Does pelvic pain prevent you from lifting your children or grandchildren or getting down on the floor to play with them?
Does incontinence make you nervous to cough or laugh?
Do you cross your legs every time you sneeze for fear of “leaking?”
Do your hips hurt when you go up and down stairs while pregnant or postpartum?

In order to be your best in your world and care for those you love, you have to be the strongest version of yourself. Pain and/or other problems of the pelvic floor can lead to weakness throughout your body and affect your daily activities.

What is Physical Therapy for Women’s Pelvic Health?

Women’s Health Physical Therapy is an area of physical therapy that specializes in the unique needs of women throughout their lives. With specific training in musculoskeletal disorders, PTs can provide effective management for women with various dysfunctions. Women of all ages can benefit from physical therapy treatment. This includes young female athletes; women who are experiencing issues before, during and after pregnancy; women who are menopausal and elderly women.

What is my pelvic floor?

The pelvic floor is made up of the muscles deep within the pelvis that support the trunk. They control the flow of urine and bowel movements, and they are important for intimacy as well. These muscles are a source of inner strength for women throughout their lives. Problems with pelvic floor muscle function can lead to a variety of symptoms including pain and incontinence.

Urinary Incontinence
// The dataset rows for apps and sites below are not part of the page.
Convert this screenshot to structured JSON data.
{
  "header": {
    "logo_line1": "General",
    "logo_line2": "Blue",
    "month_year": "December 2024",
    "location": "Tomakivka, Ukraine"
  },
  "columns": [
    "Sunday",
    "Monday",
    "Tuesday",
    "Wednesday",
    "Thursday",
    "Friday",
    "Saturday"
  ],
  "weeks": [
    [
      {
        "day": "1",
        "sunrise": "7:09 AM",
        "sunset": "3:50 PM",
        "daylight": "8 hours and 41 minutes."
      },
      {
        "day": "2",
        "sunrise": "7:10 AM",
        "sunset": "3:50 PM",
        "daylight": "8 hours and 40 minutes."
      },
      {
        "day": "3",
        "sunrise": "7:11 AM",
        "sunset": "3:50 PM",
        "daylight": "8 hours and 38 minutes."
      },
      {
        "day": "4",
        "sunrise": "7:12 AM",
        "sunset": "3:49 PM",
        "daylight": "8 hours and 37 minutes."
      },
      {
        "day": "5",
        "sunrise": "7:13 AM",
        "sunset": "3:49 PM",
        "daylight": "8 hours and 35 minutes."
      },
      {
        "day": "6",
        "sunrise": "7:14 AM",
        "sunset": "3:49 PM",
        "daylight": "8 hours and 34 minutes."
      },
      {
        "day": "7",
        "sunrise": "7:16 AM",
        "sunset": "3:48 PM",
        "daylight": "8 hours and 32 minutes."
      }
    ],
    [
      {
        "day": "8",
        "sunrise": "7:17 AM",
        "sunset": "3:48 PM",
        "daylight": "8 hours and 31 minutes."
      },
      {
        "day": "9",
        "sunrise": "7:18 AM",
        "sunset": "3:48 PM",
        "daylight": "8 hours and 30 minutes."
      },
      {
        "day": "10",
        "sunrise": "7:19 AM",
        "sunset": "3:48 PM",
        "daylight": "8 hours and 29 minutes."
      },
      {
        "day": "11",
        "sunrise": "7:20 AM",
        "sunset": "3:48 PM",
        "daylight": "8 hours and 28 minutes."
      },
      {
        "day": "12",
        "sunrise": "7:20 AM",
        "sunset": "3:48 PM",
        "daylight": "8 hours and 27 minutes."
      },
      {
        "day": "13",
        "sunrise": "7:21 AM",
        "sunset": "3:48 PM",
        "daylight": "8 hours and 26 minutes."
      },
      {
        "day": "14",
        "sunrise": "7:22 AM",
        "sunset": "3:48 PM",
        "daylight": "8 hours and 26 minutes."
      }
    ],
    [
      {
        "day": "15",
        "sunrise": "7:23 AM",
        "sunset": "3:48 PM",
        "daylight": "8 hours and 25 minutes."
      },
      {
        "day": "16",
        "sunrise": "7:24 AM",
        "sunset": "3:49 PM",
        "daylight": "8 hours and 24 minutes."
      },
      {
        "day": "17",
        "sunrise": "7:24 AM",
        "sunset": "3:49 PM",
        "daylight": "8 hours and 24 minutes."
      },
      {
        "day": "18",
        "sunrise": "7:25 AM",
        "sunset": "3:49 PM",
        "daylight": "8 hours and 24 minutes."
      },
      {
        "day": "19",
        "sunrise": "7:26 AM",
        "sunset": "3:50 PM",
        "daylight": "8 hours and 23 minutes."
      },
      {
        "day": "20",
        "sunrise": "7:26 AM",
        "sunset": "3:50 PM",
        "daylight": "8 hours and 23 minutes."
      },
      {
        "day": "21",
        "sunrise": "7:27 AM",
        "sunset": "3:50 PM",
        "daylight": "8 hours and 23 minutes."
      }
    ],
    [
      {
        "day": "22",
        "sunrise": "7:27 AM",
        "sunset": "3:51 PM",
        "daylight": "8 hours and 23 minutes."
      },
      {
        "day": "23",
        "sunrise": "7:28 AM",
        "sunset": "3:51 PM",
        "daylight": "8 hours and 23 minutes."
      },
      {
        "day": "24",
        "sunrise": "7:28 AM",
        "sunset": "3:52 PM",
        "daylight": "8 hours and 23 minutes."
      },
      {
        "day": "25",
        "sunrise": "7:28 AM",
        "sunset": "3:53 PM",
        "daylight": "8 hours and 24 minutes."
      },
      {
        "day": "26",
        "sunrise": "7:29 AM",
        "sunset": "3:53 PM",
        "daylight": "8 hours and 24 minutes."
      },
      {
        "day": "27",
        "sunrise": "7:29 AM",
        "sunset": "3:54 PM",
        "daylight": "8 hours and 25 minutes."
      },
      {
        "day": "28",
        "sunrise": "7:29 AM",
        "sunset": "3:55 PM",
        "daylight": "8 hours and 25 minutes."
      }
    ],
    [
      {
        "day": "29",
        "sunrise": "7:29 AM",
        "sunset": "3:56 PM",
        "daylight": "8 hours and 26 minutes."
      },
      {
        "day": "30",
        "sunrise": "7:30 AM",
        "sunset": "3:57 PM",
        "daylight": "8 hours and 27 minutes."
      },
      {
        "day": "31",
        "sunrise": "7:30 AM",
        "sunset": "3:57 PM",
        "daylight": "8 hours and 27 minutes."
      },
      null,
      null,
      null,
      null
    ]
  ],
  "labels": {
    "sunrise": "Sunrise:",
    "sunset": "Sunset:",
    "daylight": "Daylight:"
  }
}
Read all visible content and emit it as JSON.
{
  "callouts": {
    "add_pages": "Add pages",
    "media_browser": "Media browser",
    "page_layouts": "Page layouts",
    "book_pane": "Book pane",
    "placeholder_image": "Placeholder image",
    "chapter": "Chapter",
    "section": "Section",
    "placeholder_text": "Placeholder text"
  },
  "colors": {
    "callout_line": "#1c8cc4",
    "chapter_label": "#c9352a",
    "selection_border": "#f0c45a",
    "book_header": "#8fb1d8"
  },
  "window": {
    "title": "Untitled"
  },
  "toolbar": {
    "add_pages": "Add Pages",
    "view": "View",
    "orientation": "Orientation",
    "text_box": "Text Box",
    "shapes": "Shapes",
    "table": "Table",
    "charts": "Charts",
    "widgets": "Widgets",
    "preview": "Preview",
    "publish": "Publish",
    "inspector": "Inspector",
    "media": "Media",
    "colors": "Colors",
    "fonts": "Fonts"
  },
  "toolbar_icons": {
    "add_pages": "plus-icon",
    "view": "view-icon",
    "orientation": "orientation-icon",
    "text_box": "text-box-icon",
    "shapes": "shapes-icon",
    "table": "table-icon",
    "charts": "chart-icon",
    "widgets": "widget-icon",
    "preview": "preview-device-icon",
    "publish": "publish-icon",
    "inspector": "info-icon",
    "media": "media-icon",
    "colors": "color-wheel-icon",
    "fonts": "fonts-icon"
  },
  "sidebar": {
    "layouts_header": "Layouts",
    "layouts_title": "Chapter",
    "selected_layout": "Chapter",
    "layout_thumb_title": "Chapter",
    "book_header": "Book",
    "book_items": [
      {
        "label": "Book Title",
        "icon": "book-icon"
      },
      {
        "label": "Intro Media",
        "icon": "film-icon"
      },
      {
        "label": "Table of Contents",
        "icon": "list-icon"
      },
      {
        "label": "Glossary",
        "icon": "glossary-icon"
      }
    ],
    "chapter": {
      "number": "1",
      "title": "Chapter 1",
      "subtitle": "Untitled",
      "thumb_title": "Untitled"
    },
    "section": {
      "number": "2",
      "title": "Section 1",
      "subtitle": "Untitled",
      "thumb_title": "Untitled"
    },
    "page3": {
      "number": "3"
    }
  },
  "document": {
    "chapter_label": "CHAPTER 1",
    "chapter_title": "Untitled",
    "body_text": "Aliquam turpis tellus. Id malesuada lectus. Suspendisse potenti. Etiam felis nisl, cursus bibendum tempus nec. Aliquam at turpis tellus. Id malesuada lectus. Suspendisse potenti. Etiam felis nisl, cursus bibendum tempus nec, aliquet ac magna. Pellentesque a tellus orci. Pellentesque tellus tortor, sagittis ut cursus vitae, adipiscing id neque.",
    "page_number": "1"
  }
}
Many women, at some point during their lives, will experience some form of urinary incontinence. Simple activities such as sneezing or coughing can result in bladder leakage. Physical Therapy can help women regain control through education regarding pelvic floor function, bladder retraining, strengthening, and use of electrical stimulation and/or biofeedback. PT can also benefit those preparing for surgery and decrease their recovery time.

Pelvic Pain/Dysfunction

The pelvic area consists of multiple muscles and soft tissue. As with any muscle, pain can be caused by weakness, tightness, spasms, or scar tissue. Many women experience pelvic pain for years before seeking treatment. Pain can occur after surgery or childbirth, during intercourse, with prolonged standing, exercise, or with urination or bowel movements. PT can help decrease pain utilizing various pain management modalities, manual techniques, stretching, strengthening, and patient education.

Prenatal/Postpartum Care

During pregnancy, many women experience low back pain, pelvic discomfort, decreased control of urine, leg pain and numbness, and severe leg cramps. PT intervention may include postural education, strengthening/stretching programs, and pelvic floor strengthening. After delivery, PT can prove beneficial for women experiencing incontinence or urine leakage, weakened abdominal muscles, pain from incisions, pain during intercourse, or pelvic floor pain.

How do I get started with PT?

First speak to your physician about your concerns and ask questions. Communication between your physician and your therapist is essential and an integral part of your recovery. Once you obtain a prescription for pelvic floor physical therapy, you may call our office to schedule your initial evaluation.

What should I expect?

As a new patient, you will receive a thorough evaluation and one-on-one discussion with your therapist. If appropriate for your diagnosis, the evaluation may include a pelvic floor examination. Your initial visit should take about 60 to 90 minutes for the admissions and evaluation process. Followup visits are typically 30 to 60 minutes in length depending on your customized treatment plan. All treatments take place in a private room with a female physical therapist trained specifically in this field.

Who will be my PT?

Kimberly Tonovitz, PT, CAAP-Pelvic Certified, has been a dedicated member of the Thompson Health Rehabilitation Team since 2000. Her passion to help women regain strength, decrease pain, and optimize daily function has led her to earn a Certificate of Achievement in Pelvic Physical Therapy (CAPP) through the American Physical Therapy Association’s Section on Women’s Health. As a women’s health physical therapist, Kim strives to help women overcome the challenges of pelvic dysfunction and pain with a compassionate therapeutic approach. She provides customized treatment plans to help each woman meet her personal goals.